AP: I have read a collection of English books used by a student at a Berlin university for her Master’s thesis on English Literature. These all relate to her theme which was the introduction, in the late the 18th century and in the 19th century, of women to the reading of novels for their own education, as well as their introduction to the use of books in lending libraries.
AWP: What is the last book you read?
AP: The Mysteries of Udolpho, by Ann Radcliffe, often cited as an archetypal Gothic novel, and which was an inspiration to Jane Austen in Northanger Abbey. The haunted castle and ghosts reminded me of my childhood readings of Enid Blyton and her Castle of Adventure.
AWP: Was being stylish important to you growing up? Is it now?
AP: Being stylish is not what I experienced when growing up after the war, when fashion shops were rare. It has now become more important to me since my Parisian-born daughter studied fashion in London and looks at the way I dress with a critical eye.
AWP: How do you define style or fashion?
AP: Style or fashion can be defined by a desire to invoke your individuality. I took part in a fashion parade on the red carpet in Berlin, organized by the French store Galeries Lafayette, which was called, “Du Bist die Mode,” or, in other words, “you are the ones who create fashion.” As a result of this, I was given a contract to model for a Berlin agency.
AWP: What is in your refrigerator right now?
AP: Salad, fish and vegetables.
ART OF LIVING:
AWP: What natural gift would you most like to possess? What talent are you most thankful for?
AP: I wish I could sing! In spite of that failing, a friend has invited me to join in the rehearsals of a local choir of 60 persons, where my voice is drowned out — luckily! I am happy, however, that I can write a little and draw a little.
You may also enjoy A Woman’s Paris® blog, French Impressions: Alice Kaplan – the Paris years of Jacqueline Bouvier Kennedy, Susan Sontag, and Angela Davis, on the process of transformation. Author and professor of French at Yale University, Ms. Kaplan shares her new book, Dreaming in French: The Paris Years of Jacqueline Bouvier Kennedy, Susan Sontag, and Angela Davis, on the process of transformation. By entering into the lives of three important American women who studied in France, we learn how their year in France changed them, and how they changed the world because of it.

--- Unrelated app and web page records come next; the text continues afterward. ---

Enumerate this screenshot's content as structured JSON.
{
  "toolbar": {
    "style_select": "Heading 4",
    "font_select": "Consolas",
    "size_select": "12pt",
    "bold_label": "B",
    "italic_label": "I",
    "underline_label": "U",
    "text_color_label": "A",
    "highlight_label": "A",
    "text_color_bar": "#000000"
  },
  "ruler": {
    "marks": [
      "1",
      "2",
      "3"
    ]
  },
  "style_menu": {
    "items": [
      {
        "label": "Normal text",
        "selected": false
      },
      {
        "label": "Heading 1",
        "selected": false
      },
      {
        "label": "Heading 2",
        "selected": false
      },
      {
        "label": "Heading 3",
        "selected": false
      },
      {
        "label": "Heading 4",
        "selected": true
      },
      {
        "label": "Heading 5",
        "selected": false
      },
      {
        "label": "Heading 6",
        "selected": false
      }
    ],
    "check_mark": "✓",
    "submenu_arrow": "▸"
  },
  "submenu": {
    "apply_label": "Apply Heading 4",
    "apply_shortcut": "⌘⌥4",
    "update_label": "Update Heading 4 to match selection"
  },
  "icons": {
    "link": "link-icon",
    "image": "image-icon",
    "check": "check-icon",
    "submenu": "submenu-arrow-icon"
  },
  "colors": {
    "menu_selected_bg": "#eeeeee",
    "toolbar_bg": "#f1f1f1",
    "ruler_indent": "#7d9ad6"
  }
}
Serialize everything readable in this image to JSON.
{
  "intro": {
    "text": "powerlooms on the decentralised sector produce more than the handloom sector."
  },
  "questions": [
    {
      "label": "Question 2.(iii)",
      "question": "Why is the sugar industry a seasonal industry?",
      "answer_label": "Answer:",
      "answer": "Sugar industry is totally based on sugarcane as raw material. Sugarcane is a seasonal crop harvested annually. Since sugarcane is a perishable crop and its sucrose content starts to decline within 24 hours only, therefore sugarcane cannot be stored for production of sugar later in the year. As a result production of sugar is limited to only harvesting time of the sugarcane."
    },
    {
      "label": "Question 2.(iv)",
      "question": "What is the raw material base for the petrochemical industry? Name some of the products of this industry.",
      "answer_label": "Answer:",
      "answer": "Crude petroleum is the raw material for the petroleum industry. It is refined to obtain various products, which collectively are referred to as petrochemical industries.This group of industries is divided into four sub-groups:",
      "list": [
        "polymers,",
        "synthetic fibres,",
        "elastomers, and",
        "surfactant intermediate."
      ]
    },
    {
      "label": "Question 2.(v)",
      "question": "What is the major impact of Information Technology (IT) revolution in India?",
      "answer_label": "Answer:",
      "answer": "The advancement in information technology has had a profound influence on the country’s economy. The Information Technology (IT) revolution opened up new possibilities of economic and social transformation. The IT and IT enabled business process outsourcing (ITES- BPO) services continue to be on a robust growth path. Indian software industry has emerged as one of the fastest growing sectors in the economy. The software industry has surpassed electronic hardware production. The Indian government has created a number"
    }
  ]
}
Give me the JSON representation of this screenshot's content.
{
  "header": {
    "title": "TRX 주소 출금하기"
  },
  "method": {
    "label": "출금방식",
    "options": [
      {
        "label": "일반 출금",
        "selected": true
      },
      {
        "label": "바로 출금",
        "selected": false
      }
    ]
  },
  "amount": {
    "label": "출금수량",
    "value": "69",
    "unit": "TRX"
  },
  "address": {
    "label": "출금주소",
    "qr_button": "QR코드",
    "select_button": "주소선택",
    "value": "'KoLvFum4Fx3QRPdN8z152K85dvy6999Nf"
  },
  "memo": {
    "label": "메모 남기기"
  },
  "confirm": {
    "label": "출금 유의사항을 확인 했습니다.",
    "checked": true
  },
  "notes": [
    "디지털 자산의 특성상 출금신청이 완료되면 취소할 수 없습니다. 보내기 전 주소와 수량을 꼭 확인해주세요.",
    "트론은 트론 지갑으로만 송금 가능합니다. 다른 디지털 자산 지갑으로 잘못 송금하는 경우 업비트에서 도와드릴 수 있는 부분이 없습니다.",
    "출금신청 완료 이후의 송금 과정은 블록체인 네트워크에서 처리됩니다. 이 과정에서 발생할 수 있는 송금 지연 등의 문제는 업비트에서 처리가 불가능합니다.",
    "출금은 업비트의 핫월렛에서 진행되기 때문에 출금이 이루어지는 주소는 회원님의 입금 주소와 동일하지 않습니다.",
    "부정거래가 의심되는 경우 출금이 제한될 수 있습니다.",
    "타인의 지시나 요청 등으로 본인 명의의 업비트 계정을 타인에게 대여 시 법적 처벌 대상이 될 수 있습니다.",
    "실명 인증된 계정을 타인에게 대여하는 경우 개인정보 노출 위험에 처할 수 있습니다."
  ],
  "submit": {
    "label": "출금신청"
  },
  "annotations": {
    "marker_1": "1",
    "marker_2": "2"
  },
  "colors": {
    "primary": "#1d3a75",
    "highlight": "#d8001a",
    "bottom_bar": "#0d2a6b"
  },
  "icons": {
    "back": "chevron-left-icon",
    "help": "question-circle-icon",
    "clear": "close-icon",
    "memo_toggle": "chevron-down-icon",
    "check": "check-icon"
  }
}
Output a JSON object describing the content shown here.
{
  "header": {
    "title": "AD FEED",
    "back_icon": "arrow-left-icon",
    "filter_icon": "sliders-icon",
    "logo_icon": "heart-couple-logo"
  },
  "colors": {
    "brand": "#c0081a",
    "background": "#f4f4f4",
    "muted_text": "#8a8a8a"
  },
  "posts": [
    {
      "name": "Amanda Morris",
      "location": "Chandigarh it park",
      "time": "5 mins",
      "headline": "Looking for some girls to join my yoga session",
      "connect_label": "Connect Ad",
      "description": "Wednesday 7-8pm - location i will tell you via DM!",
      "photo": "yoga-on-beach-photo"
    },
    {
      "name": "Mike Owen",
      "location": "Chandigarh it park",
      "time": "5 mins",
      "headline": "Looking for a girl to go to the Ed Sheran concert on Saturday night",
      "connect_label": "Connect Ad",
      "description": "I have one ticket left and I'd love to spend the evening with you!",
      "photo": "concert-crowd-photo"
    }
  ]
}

How to find a (suitable) place in Paris, and other miscellaneous information, by Bénédicte Mahé. Frenchwoman from Brittany who is in her mastère-spécialisé final trimester doing an internship in Paris, shares with students how to find a place in Paris.
Vive La Femme: In defense of cross-cultural appreciation. Doctoral canditate and writer Kristin Wood finds Francophiles around the world divided about Paul Rudnick’s piece entitled “Vive La France” in the New Yorker magazine. As is often the case with satire, there is a layer of truth to the matter that is rather unsettling. Including comments from readers worldwide.
I dream of Paris. Writer and educator Natalie Ehalt shares the quote from Napoléon, who wrote in 1795, “A woman, in order to know what is due her and what her power is, must live in Paris for six months.” To Natalie, Paris is the ultimate in elegance and style. It is old-fashioned, it is cobblestone, it is aprons, it is a chauffeur helping you step off the curb…
A Woman’s Paris — Elegance, Culture and Joie de Vivre
We are captivated by women and men, like you, who use their discipline, wit and resourcefulness to make their own way and who excel at what the French call joie de vivre or “the art of living.” We stand in awe of what you fill into your lives. Free spirits who inspire both admiration and confidence.
Fashion is not something that exists in dresses only. Fashion is in the sky, in the street, fashion has to do with ideas, the way we live, what is happening. — Coco Chanel (1883 – 1971)
Text copyright ©2012 Anne Pawle. All rights reserved.
Illustrations copyright ©Barbara Redmond. All rights reserved.